Please Note: Blog posts are not selected, edited or screened by Seeking Alpha editors.

Weather Hurts Loan Growth Q1, But Changes Needed In Washington To Quell Larger Storm

SNL Financial Feature Article

An unusually severe winter coupled with a prior quarter that saw the closing of many of the loans in the pipeline contributed to an inauspicious start to 2014 in terms of loan growth for the nation's community banks.

Median first-quarter loan growth among commercial banks with less than $10 billion in assets, when compared with the previous quarter, came in flat, an SNL Financial analysis of regulatory filings found. Compared with a year earlier, median growth was up by 5.20%.

Generally weak demand resulted in slow growth in every region of the country during the first quarter. When compared with the linked quarter, no region reached the 2% median growth level. The West showed the best growth coming in at 1.38%, according to the SNL analysis.
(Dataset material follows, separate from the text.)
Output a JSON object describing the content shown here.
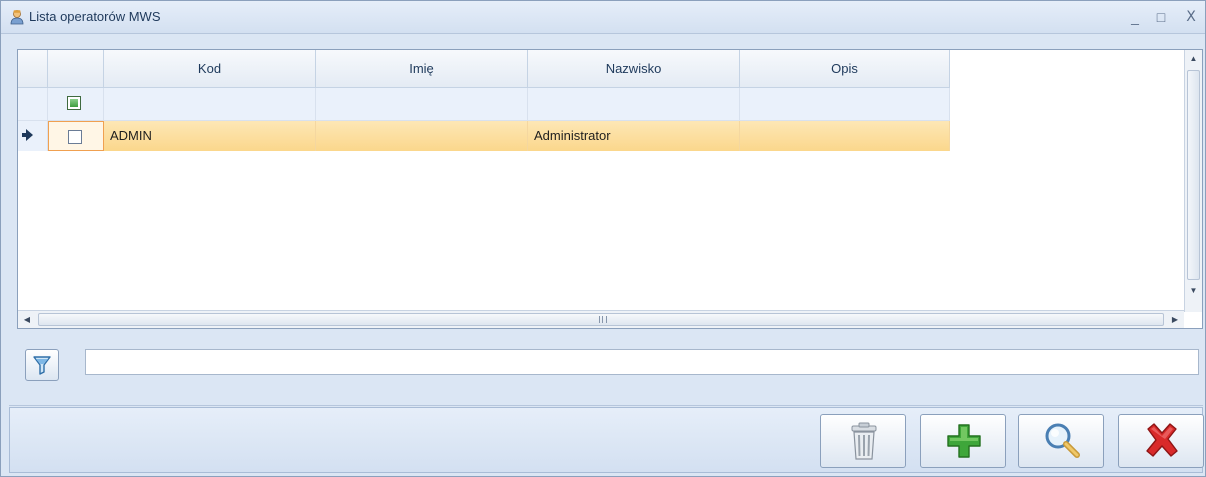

The New England region fared second best with 1.09% growth, while the Midwest produced the weakest result, with a decline of 0.82%.

Median year-over-year growth was notable in some regions, but still hovered in the single digits. The New England region produced the strongest median expansion, at 8.09%, while the Southeast struggled the most, generating median loan growth of just 2.70%, SNL found.

Keefe Bruyette & Woods analyst Damon DelMonte told SNL that loan growth underwhelmed in part due to weather as the Northeast, Midwest and Mid-Atlantic regions all experienced tough and seemingly endless winters. Cold temperatures and snow-covered grounds contributed to the slow activity, he said. "As one banker put it, it's tough to appraise a piece of land when you can't see the ground," he said. The inclement weather also slowed down many projects and made it difficult to get projects off the ground.

Keep reading the full report and analysis here:

(click to enlarge)Click to enlarge

Disclosure: I have no positions in any stocks mentioned, and no plans to initiate any positions within the next 72 hours.